What has been one of your biggest successes as a teacher?
I remember one
boy in particular. He had his own tutor at another school. He was constantly
in fights -- had a very troubled background. But he was so good in doing
things with his hands. He was just a wonderful hands-on type of kid.
We were doing an electricity unit where children make flashlights that
they could turn on and off. Usually this project takes kids several
days, if not more. Usually, you have to guide them along the way. This
kid completed it in about 5 minutes. It was one of those experiences
where you could see his self-esteem rise. He couldn't read as well as
the other kids. He couldn't do things as well as the other kids, but
his mind was really, really sharp. He could put things together in his
mind that the other kids couldn't see. When kids like that are in your
classroom, and the other kids can see it, they say, "wow!". The lights
go on. It's really rewarding.
How would you describe your approach to teaching math?
I'm in the midst
of change in the way I teach math. In science we've been promoting inquiry,
having kids discover. I have not let kids discover enough in math. We've
always followed the "this is the topic I'm going to teach" approach.
And I would teach them the topic. I'd even try to teach them in lots
of different ways, but I was more or less dictating what they were going
to learn. Now, I'm looking at more ways to guide the activities, but

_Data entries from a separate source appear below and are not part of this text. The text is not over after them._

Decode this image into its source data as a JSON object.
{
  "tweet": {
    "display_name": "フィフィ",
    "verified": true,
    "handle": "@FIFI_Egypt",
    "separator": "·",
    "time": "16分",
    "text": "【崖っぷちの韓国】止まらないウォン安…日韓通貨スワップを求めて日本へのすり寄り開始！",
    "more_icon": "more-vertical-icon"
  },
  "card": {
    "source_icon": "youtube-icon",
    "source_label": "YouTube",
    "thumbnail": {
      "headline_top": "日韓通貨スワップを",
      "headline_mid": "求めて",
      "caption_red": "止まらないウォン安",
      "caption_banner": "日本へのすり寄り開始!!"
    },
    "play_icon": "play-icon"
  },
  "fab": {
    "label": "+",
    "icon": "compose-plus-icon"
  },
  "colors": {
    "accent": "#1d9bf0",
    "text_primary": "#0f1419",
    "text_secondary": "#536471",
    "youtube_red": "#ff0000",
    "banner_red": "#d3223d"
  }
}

have the kids discover the knowledge. This way they have the ownership.
The power is in owning it.